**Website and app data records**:
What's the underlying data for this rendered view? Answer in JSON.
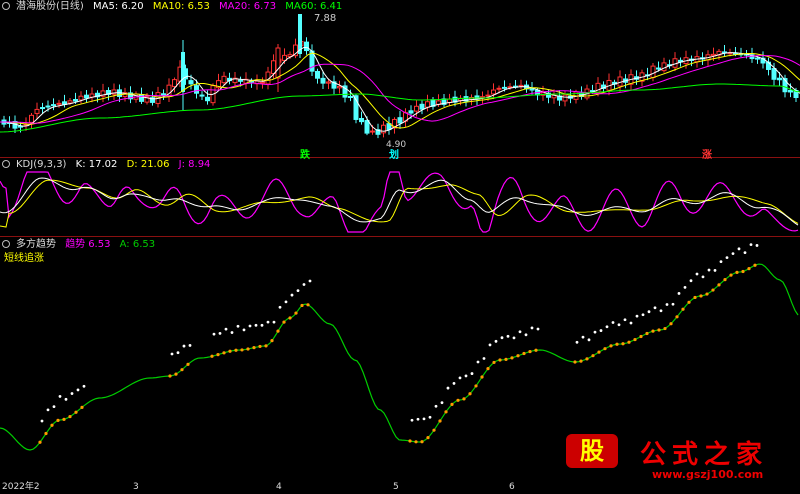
{
  "main_panel": {
    "title": "潜海股份(日线)",
    "ma5": "MA5: 6.20",
    "ma10": "MA10: 6.53",
    "ma20": "MA20: 6.73",
    "ma60": "MA60: 6.41",
    "high_label": "7.88",
    "low_label": "4.90",
    "signals": [
      "跌",
      "划",
      "涨"
    ]
  },
  "kdj_panel": {
    "title": "KDJ(9,3,3)",
    "k": "K: 17.02",
    "d": "D: 21.06",
    "j": "J: 8.94"
  },
  "trend_panel": {
    "title": "多方趋势",
    "trend_label": "趋势",
    "trend_value": "6.53",
    "a": "A: 6.53",
    "subtitle": "短线追涨"
  },
  "axis": {
    "labels": [
      "2022年2",
      "3",
      "4",
      "5",
      "6"
    ]
  },
  "watermark": {
    "badge": "股",
    "title": "公式之家",
    "url": "www.gszj100.com"
  },
  "colors": {
    "bg": "#000000",
    "ma5": "#ffffff",
    "ma10": "#ffff00",
    "ma20": "#ff00ff",
    "ma60": "#00ff00",
    "up": "#ff3232",
    "down": "#54ffff",
    "k": "#ffffff",
    "d": "#ffff00",
    "j": "#ff00ff",
    "trend": "#ff9900",
    "trend_line": "#00cc00"
  },
  "chart_data": [
    {
      "type": "candlestick",
      "title": "潜海股份(日线)",
      "series": [
        {
          "name": "MA5",
          "value": 6.2
        },
        {
          "name": "MA10",
          "value": 6.53
        },
        {
          "name": "MA20",
          "value": 6.73
        },
        {
          "name": "MA60",
          "value": 6.41
        }
      ],
      "annotations": [
        {
          "label": "7.88",
          "kind": "high"
        },
        {
          "label": "4.90",
          "kind": "low"
        }
      ]
    },
    {
      "type": "line",
      "title": "KDJ(9,3,3)",
      "series": [
        {
          "name": "K",
          "value": 17.02
        },
        {
          "name": "D",
          "value": 21.06
        },
        {
          "name": "J",
          "value": 8.94
        }
      ]
    },
    {
      "type": "line",
      "title": "多方趋势",
      "series": [
        {
          "name": "趋势",
          "value": 6.53
        },
        {
          "name": "A",
          "value": 6.53
        }
      ]
    }
  ]
}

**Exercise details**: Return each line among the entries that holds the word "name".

**Solution**:
          "name": "MA5",
          "name": "MA10",
          "name": "MA20",
          "name": "MA60",
          "name": "K",
          "name": "D",
          "name": "J",
          "name": "趋势",
          "name": "A",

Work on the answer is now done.